== Instructions for the task ==
When you find the word "placeholder" in a line of the entries, please copy the whole line.
....
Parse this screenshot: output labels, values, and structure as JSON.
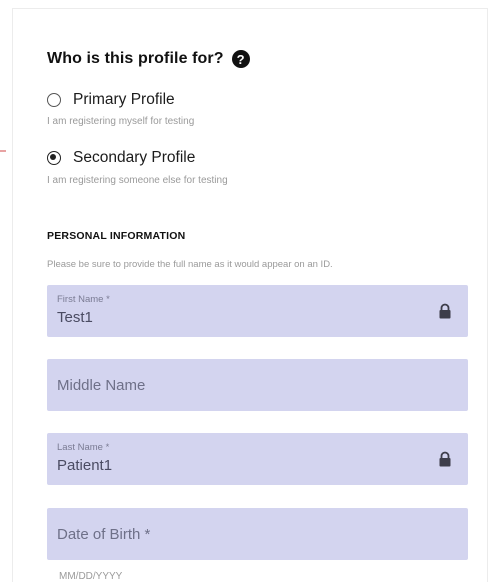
{
  "profile": {
    "question": "Who is this profile for?",
    "help_glyph": "?",
    "options": [
      {
        "label": "Primary Profile",
        "description": "I am registering myself for testing",
        "selected": false
      },
      {
        "label": "Secondary Profile",
        "description": "I am registering someone else for testing",
        "selected": true
      }
    ]
  },
  "personal": {
    "heading": "PERSONAL INFORMATION",
    "note": "Please be sure to provide the full name as it would appear on an ID."
  },
  "fields": {
    "first_name": {
      "label": "First Name *",
      "value": "Test1",
      "locked": true
    },
    "middle_name": {
      "placeholder": "Middle Name"
    },
    "last_name": {
      "label": "Last Name *",
      "value": "Patient1",
      "locked": true
    },
    "dob": {
      "placeholder": "Date of Birth *",
      "helper": "MM/DD/YYYY"
    }
  },
  "icons": {
    "help": "help-icon",
    "lock": "lock-icon"
  },
  "colors": {
    "field_background": "#d3d4ef",
    "text_primary": "#111111",
    "text_muted": "#9a9a9a"
  }
}
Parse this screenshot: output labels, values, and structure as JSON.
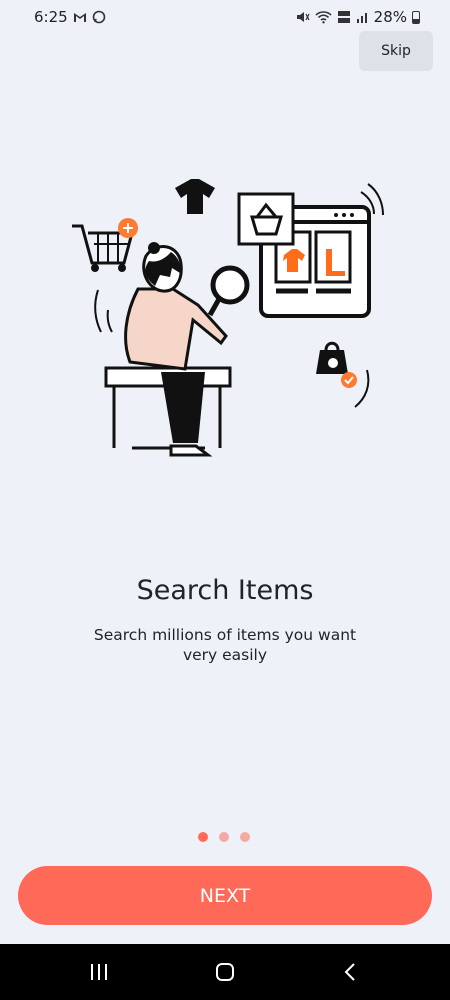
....
== Completed exercise ==
      "placeholder": "Middle Name"
      "placeholder": "Date of Birth *",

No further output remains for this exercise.